“It imposed that philosophy of marriage on the entire nation under the guise of constitutional law,” Anderson said. “There is no constitutional justification whatsoever by five unelected judges to say, ‘our preferred philosophy of marriage is now required of all fifty states simply because of our fiat.’”

According to Anderson, the Supreme Court violated the Constitution and said this should be a concern for all informed Americans.

If you care about constitutional, democratic self-governance, you have to care about the judicial usurpation of politics, which is what took place in Obergefell,” Anderson said.

Anderson disputed Supreme Court Justice Anthony Kennedy’s reasoning for the ruling and said the future of marriage will constantly be changed to suit different needs.

“If you think about the actual arguments that Justice Kennedy made to justify his philosophy of marriage, and simply think though, what does it mean for the future of marriage? It means that marriage will simply be redefined as contract law,” Anderson said.

According to Anderson, Justice Kennedy’s ruling will cause marriage to be continuously redefined in the future.

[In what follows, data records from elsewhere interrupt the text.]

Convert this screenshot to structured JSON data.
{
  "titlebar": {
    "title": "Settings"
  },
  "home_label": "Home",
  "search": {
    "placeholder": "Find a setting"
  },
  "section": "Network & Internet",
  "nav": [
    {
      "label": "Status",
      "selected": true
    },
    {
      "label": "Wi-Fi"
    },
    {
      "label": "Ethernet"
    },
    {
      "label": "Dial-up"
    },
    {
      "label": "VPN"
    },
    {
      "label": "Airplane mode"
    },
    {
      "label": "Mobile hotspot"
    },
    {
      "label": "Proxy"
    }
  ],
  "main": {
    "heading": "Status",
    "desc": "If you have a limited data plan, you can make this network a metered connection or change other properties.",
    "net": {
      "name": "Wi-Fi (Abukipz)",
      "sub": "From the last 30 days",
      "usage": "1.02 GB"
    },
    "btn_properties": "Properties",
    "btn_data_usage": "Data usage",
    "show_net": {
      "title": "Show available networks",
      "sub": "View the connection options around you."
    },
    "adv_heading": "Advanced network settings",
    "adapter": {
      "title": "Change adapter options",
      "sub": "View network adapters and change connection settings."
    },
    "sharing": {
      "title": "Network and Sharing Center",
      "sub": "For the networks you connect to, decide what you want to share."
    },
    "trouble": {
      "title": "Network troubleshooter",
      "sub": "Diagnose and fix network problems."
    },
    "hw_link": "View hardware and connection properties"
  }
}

“What’s the legal principle for monogamy?” Anderson said. “What prevents future redefinitions of marriage?”

Anderson said the Obergefell ruling has already affected religiously based businesses and charity organizations that refuse to support the new law.

“We’ve already seen in jurisdictions where marriages have been redefined where faith-based adoption agencies have been shut down, where schools are beginning to lose their accreditation,” Anderson said. “We’ve seen bakers, florists, photographers penalized not because they said they refuse to serve gay people; their only objection was to baking the same-sex wedding cake or doing the alter flowers for a same-sex marriage.”

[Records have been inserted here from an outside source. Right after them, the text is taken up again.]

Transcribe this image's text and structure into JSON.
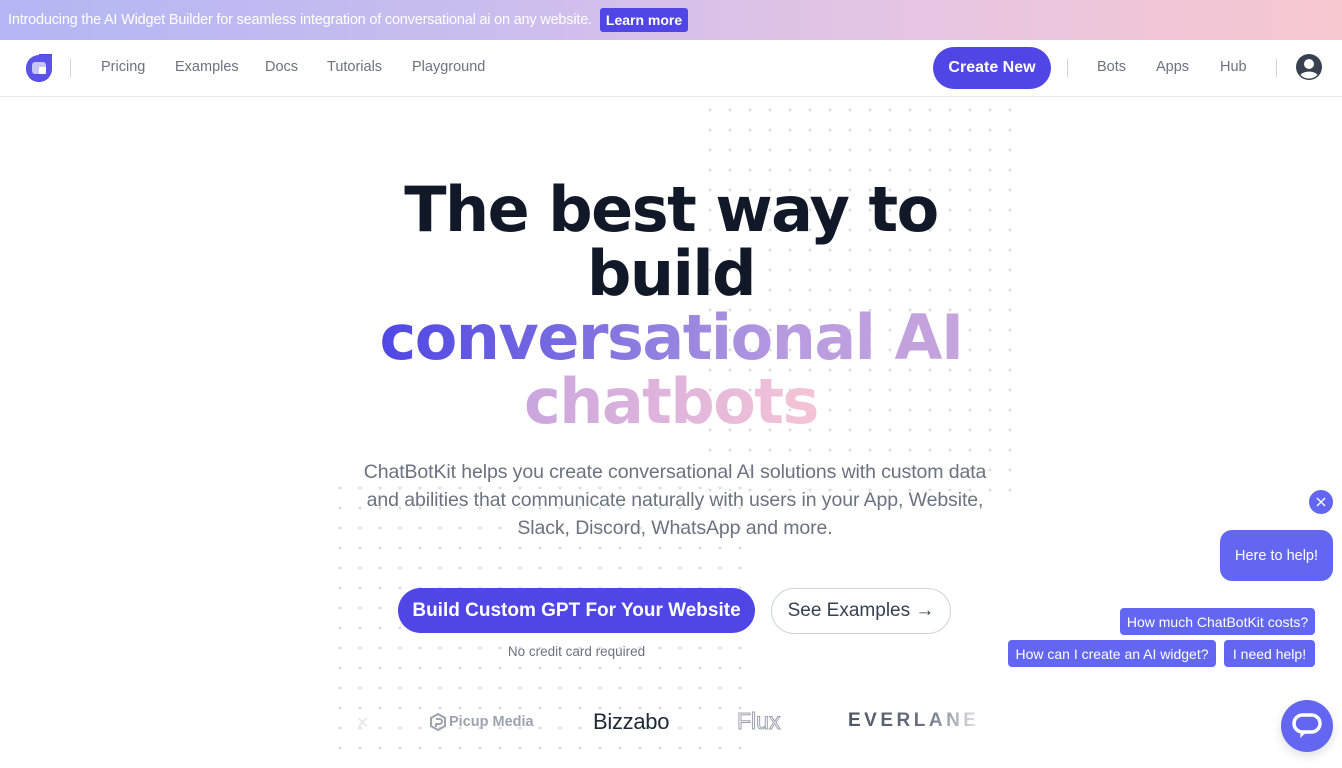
{
  "banner": {
    "text": "Introducing the AI Widget Builder for seamless integration of conversational ai on any website.",
    "cta_label": "Learn more"
  },
  "nav": {
    "logo_icon": "chatbotkit-logo-icon",
    "left_links": [
      {
        "label": "Pricing"
      },
      {
        "label": "Examples"
      },
      {
        "label": "Docs"
      },
      {
        "label": "Tutorials"
      },
      {
        "label": "Playground"
      }
    ],
    "create_label": "Create New",
    "right_links": [
      {
        "label": "Bots"
      },
      {
        "label": "Apps"
      },
      {
        "label": "Hub"
      }
    ],
    "avatar_icon": "user-circle-icon"
  },
  "hero": {
    "title_line1": "The best way to",
    "title_line2": "build",
    "title_line3": "conversational AI",
    "title_line4": "chatbots",
    "subtitle": "ChatBotKit helps you create conversational AI solutions with custom data and abilities that communicate naturally with users in your App, Website, Slack, Discord, WhatsApp and more.",
    "primary_cta": "Build Custom GPT For Your Website",
    "secondary_cta": "See Examples →",
    "note": "No credit card required"
  },
  "logos": [
    "Picup Media",
    "Bizzabo",
    "Flux",
    "EVERLANE"
  ],
  "chat_widget": {
    "close_icon": "close-icon",
    "greeting": "Here to help!",
    "suggestions": [
      {
        "label": "How much ChatBotKit costs?"
      },
      {
        "label": "How can I create an AI widget?"
      },
      {
        "label": "I need help!"
      }
    ],
    "launcher_icon": "chat-bubble-icon"
  },
  "colors": {
    "accent": "#4f46e5",
    "widget": "#6366f1",
    "text_dark": "#111827",
    "text_muted": "#6b7280"
  }
}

Anderson told the story of a florist who refused to create an arrangement for a same-sex wedding. The women was sued by her state, lost the first round of her legal battles and has appealed to an appellate court.

“She should have a constitutional right after Obergefell not to be forced to violate her beliefs,” Anderson said. “The Supreme Court says same-sex couple have a right to get marriage, but that doesn’t place a duty upon anyone else to help celebrate that way.”

Anderson said he hopes there will be a way to discuss the issue and reach a conclusion in a respectful manner.

“How do we agree to disagree about marriage without persecuting one another, without using the government as a blunt force to impose our values on others?” Anderson said.

Second-year history and psychology double major Iridian Magallon said before the debate, she was interested to see how Anderson would argue against same-sex marriage without relying on religion.

“I was really curious as to what the arguments [Anderson] would propose, because I always thought the main argument against same sex marriage was religion,” Magallon said. “So I was curious how he was going to argue without using religion.”

Magallon said she was surprised that Anderson argued his opinion well, but ultimately agreed with Professor Gee.

“It was interesting that he was able to argue that side pretty well,” Magallon said. “[In the end], I was still on [Gee’s] side.”

According to second-year economics and accounting major Andrew Gates, the Supreme Court ruling was unconstitutional and denied state’s rights.

“The decision of Obergefell was an issue of state’s rights, and I do believe the Supreme Court was engaging in judicial fiat or judicial activism, in that they were not concerned about what the Constitution said about marriage, but rather what they believed,” Gates said. “The issue is that do the states have the right to choose should same-sex marriage be allowed, and I fully believe they should.”

Gates said he was originally opposed to the Obergefell ruling and believes the Supreme Court was not justified in its action because the federal government involved itself in a state issue.

“I was against the Supreme Court ruling, and I’m still against it,” Gates said. “Personally, I don’t have any problem with the state legalizing same sex marriage, but the issue is, ‘do you believe in self-governance in a constitutional republic?’ If you do, you would recognize the state right to define marriage is the state’s right, and the federal government should not interfere.”